It’s been three months since Hazard and Somers stared down their past and survived it, but enough went down to leave deep scars. It’s also been three months since Hazard resigned from the police force. In that time, Somers has been given a new partner and Hazard is not doing well. Of course, he’ll tell Somers everything is fine, but Hazard never wants to leave the house and he’s overly focused on household tasks, and things are not fine at home.
It’s Halloween and a local professor is murdered during his party in front of all the guests. No one knows who the killer is and Somers and his new partner are now on the case. Hazard, who has been considering becoming a private investigator, can’t seem to stay away and finds himself drawn to the case as well, but Hazard no longer has jurisdiction.
The case seems to have many layers and when the sheriff’s son and husband disappear, it seems like there is no end to this case.

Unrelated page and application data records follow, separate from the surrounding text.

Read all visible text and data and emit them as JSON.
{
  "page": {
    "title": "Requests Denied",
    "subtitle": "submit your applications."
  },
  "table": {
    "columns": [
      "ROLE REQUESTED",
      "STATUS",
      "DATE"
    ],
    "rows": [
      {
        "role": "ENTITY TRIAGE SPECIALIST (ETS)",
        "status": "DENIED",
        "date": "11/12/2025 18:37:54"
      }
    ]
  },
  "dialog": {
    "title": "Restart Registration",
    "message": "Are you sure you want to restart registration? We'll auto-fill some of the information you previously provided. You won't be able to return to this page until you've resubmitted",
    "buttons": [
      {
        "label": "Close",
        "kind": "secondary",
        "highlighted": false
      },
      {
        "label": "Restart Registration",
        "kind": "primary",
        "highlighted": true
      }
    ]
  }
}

But there are new forces at work in their small town and someone may once again have their sights set on Emery Hazard as the case becomes personal.
The Rational Faculty is listed as book one of new Hazard and Somerset series, A Union of Swords. The first part of their story arc came to an end as Hazard found out details of his high school boyfriend’s death and both Somers and Hazard had their final showdown with Mikey. They are now moving on to life after, with Hazard no longer being a cop. Still, I feel it would be difficult to start here without having read the other series as their current story is built on the previous books and there are still many references made to their past.
Right away, I was brought back into the lives of Emery Hazard and John-Henry Somerset. The writing here is evocative and the detail and atmosphere work to be one of Ashe’s best books to date. When the story opens, three months have passed since their final ordeal with Mikey. Hazard left the police force by his own decision, but he is not in a good place and their relationship is suffering. It was a little heartbreaking to see them in this state after everything they had been through. Hazard is depressed and he doesn’t know how to speak the words or ask for help. Somers has his own issues to deal with and the men, who have never been good with communicating with each other, are moving further apart. However, the love they have for each other is visceral and raw and the flashes of deep intimacy we are shown define their relationship, and the smallest moments become their best moments.
Another murder has hit their town, as a professor at the local college is killed. The case takes the men on yet another twisting journey to uncover the truth. Hazard is acting as a private investigator, covertly at first, and his skills at solving cases are still sharp and it’s always a highlight to read about how his mind processes clues. The murder case then intersects with a missing persons case and Hazard and Somers are once again racing to find the truth to save lives. The events twist around each other and some of the events here also tie back to previous books and the cases and their investigative work have history behind it. Not everything is solved and settled here and, while this book is not a cliffhanger, there is an ongoing storyline introduced here.
Some of the best moments of this book are when Hazard and Somers let each other in and, while their relationship is difficult, when we are shown the true love they have for each other, it certainly elevates their story to something special. There are more Hazard and Somers books planned, which is great news because I will certainly be ready to catch up with them once more.